Fear of losing market share becomes a self-fulfilling prophecy. I am a true believer that if you are going to be cannibalized, cannibalize yourself rather than let someone else take both your business and the credit for advancing the industry.

Commit to disruption

Several large companies like Netflix and Amazon have a history of disrupting themselves. This can be—and has been—successfully accomplished in many industries. Owens Corning, a Fortune 1000 company in the building products industry, has historically looked for opportunities to be a disruptor, innovator, and advancer in several categories. In its industry, for example, the company has done an exemplary job of identifying market needs and filling them with innovations connected to its core competency of producing glass fibers in several forms and fashions.

“Companies fall into the leader’s trap when they become so afraid of losing their dominant position within an industry that they prioritize market stability over market leadership.”

Apple is another disruptive company that would certainly come to most people’s minds. Apple didn’t invent the iPhone in response to what people specifically wanted, and it didn’t set out to develop the “next cool product.” Rather, Steve Jobs envisioned how people would be engaging with each other in the future, and then he led his company to leverage technology to forward-design the connectivity and functionality to match those evolving needs and interactions. Apple continues to innovate and introduce new offerings based on this approach, but as of late, have allowed other companies to drive innovation more quickly.

Companies whose employees sit around the conference room table and try to create products that will optimize what people want today will never be highly successful. The same is true of companies that try to develop products based on what has worked in the past.
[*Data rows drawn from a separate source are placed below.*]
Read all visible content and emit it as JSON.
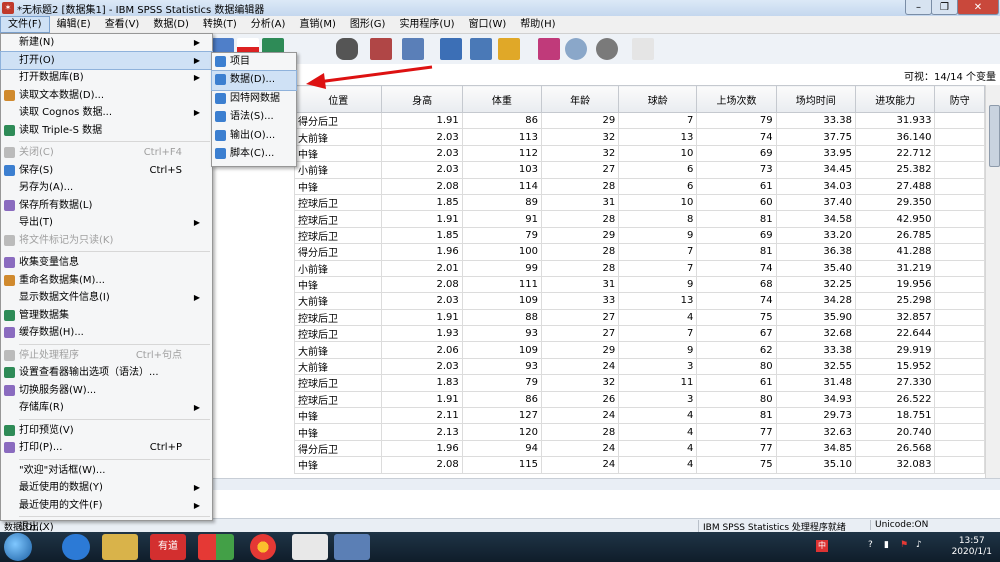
{
  "window": {
    "title": "*无标题2 [数据集1] - IBM SPSS Statistics 数据编辑器"
  },
  "menubar": [
    "文件(F)",
    "编辑(E)",
    "查看(V)",
    "数据(D)",
    "转换(T)",
    "分析(A)",
    "直销(M)",
    "图形(G)",
    "实用程序(U)",
    "窗口(W)",
    "帮助(H)"
  ],
  "visible_vars": "可视：14/14 个变量",
  "file_menu": [
    {
      "label": "新建(N)",
      "sub": true
    },
    {
      "label": "打开(O)",
      "sub": true,
      "highlight": true
    },
    {
      "label": "打开数据库(B)",
      "sub": true
    },
    {
      "label": "读取文本数据(D)...",
      "icon": true
    },
    {
      "label": "读取 Cognos 数据...",
      "sub": true
    },
    {
      "label": "读取 Triple-S 数据",
      "icon": true
    },
    {
      "sep": true
    },
    {
      "label": "关闭(C)",
      "shortcut": "Ctrl+F4",
      "disabled": true,
      "icon": true
    },
    {
      "label": "保存(S)",
      "shortcut": "Ctrl+S",
      "icon": true
    },
    {
      "label": "另存为(A)..."
    },
    {
      "label": "保存所有数据(L)",
      "icon": true
    },
    {
      "label": "导出(T)",
      "sub": true
    },
    {
      "label": "将文件标记为只读(K)",
      "disabled": true,
      "icon": true
    },
    {
      "sep": true
    },
    {
      "label": "收集变量信息",
      "icon": true
    },
    {
      "label": "重命名数据集(M)...",
      "icon": true
    },
    {
      "label": "显示数据文件信息(I)",
      "sub": true
    },
    {
      "label": "管理数据集",
      "icon": true
    },
    {
      "label": "缓存数据(H)...",
      "icon": true
    },
    {
      "sep": true
    },
    {
      "label": "停止处理程序",
      "shortcut": "Ctrl+句点",
      "disabled": true,
      "icon": true
    },
    {
      "label": "设置查看器输出选项（语法）...",
      "icon": true
    },
    {
      "label": "切换服务器(W)...",
      "icon": true
    },
    {
      "label": "存储库(R)",
      "sub": true
    },
    {
      "sep": true
    },
    {
      "label": "打印预览(V)",
      "icon": true
    },
    {
      "label": "打印(P)...",
      "shortcut": "Ctrl+P",
      "icon": true
    },
    {
      "sep": true
    },
    {
      "label": "\"欢迎\"对话框(W)..."
    },
    {
      "label": "最近使用的数据(Y)",
      "sub": true
    },
    {
      "label": "最近使用的文件(F)",
      "sub": true
    },
    {
      "sep": true
    },
    {
      "label": "退出(X)"
    }
  ],
  "open_submenu": [
    {
      "label": "项目"
    },
    {
      "label": "数据(D)...",
      "highlight": true
    },
    {
      "label": "因特网数据"
    },
    {
      "label": "语法(S)..."
    },
    {
      "label": "输出(O)..."
    },
    {
      "label": "脚本(C)..."
    }
  ],
  "columns": [
    "位置",
    "身高",
    "体重",
    "年龄",
    "球龄",
    "上场次数",
    "场均时间",
    "进攻能力",
    "防守"
  ],
  "rows": [
    [
      "得分后卫",
      "1.91",
      "86",
      "29",
      "7",
      "79",
      "33.38",
      "31.933"
    ],
    [
      "大前锋",
      "2.03",
      "113",
      "32",
      "13",
      "74",
      "37.75",
      "36.140"
    ],
    [
      "中锋",
      "2.03",
      "112",
      "32",
      "10",
      "69",
      "33.95",
      "22.712"
    ],
    [
      "小前锋",
      "2.03",
      "103",
      "27",
      "6",
      "73",
      "34.45",
      "25.382"
    ],
    [
      "中锋",
      "2.08",
      "114",
      "28",
      "6",
      "61",
      "34.03",
      "27.488"
    ],
    [
      "控球后卫",
      "1.85",
      "89",
      "31",
      "10",
      "60",
      "37.40",
      "29.350"
    ],
    [
      "控球后卫",
      "1.91",
      "91",
      "28",
      "8",
      "81",
      "34.58",
      "42.950"
    ],
    [
      "控球后卫",
      "1.85",
      "79",
      "29",
      "9",
      "69",
      "33.20",
      "26.785"
    ],
    [
      "得分后卫",
      "1.96",
      "100",
      "28",
      "7",
      "81",
      "36.38",
      "41.288"
    ],
    [
      "小前锋",
      "2.01",
      "99",
      "28",
      "7",
      "74",
      "35.40",
      "31.219"
    ],
    [
      "中锋",
      "2.08",
      "111",
      "31",
      "9",
      "68",
      "32.25",
      "19.956"
    ],
    [
      "大前锋",
      "2.03",
      "109",
      "33",
      "13",
      "74",
      "34.28",
      "25.298"
    ],
    [
      "控球后卫",
      "1.91",
      "88",
      "27",
      "4",
      "75",
      "35.90",
      "32.857"
    ],
    [
      "控球后卫",
      "1.93",
      "93",
      "27",
      "7",
      "67",
      "32.68",
      "22.644"
    ],
    [
      "大前锋",
      "2.06",
      "109",
      "29",
      "9",
      "62",
      "33.38",
      "29.919"
    ],
    [
      "大前锋",
      "2.03",
      "93",
      "24",
      "3",
      "80",
      "32.55",
      "15.952"
    ],
    [
      "控球后卫",
      "1.83",
      "79",
      "32",
      "11",
      "61",
      "31.48",
      "27.330"
    ],
    [
      "控球后卫",
      "1.91",
      "86",
      "26",
      "3",
      "80",
      "34.93",
      "26.522"
    ],
    [
      "中锋",
      "2.11",
      "127",
      "24",
      "4",
      "81",
      "29.73",
      "18.751"
    ],
    [
      "中锋",
      "2.13",
      "120",
      "28",
      "4",
      "77",
      "32.63",
      "20.740"
    ],
    [
      "得分后卫",
      "1.96",
      "94",
      "24",
      "4",
      "77",
      "34.85",
      "26.568"
    ],
    [
      "中锋",
      "2.08",
      "115",
      "24",
      "4",
      "75",
      "35.10",
      "32.083"
    ]
  ],
  "status": {
    "left": "数据(D)...",
    "mid": "IBM SPSS Statistics 处理程序就绪",
    "right": "Unicode:ON"
  },
  "tray": {
    "time": "13:57",
    "date": "2020/1/1",
    "lang": "中"
  },
  "taskbar": [
    "",
    "",
    "有道",
    "",
    "",
    "",
    ""
  ]
}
The most successful companies look at the gaps and how needs and tastes are trending, and they identify (or create) the unique .1% that fills these gaps and exploits the opportunities they observe. Then they leverage that uniqueness with all their organizational energy.

If you want to be a market leader, you must become comfortable with being uncomfortable. You need to embrace disruption, not only with your products, but also with how you approach the market. You have to do more than tolerate disruption; you must deliberately seek it out and cultivate it. Encourage some of your more creative and outspoken employees to be catalysts for change in meetings. Consider having outside “disruption consultants” facilitate meetings. Make sure disruption is welcomed throughout your organization. Encourage it at every opportunity. If your company doesn’t learn to harness the power of disruption, sooner or later somebody outside of your company will. And then they will use it to disrupt you!

Adapted from “Diverge: Stand Out in a Sea of Sameness.

*In September 2013, Kodak emerged from bankruptcy. The company now primarily provides packaging, functional printing, graphic communications and professional services for businesses around the world.

More Good Reads

Decluttering is for brains, not just closets

Our brains are bogged down in the digital era, where an entire world of by-the-minute information is at our fingertips. Always. How do you get creative in the midst of such mental messiness? Senior art director Dave Behm uncovers some methods for quieting the madness that help him stay creative.

What a box of Legos can teach us about the power of built-in branding

As marketers, there’s a lot we can do to build a compelling story around a brand or product. But when users can readily and consistently separate your product from the competition, you’ve got something special. Our Director of Brand Content Jen Molnar explains how a Lego sorting session sparked an ah-ha moment on the importance of developing distinctive (and memorable) physical product features.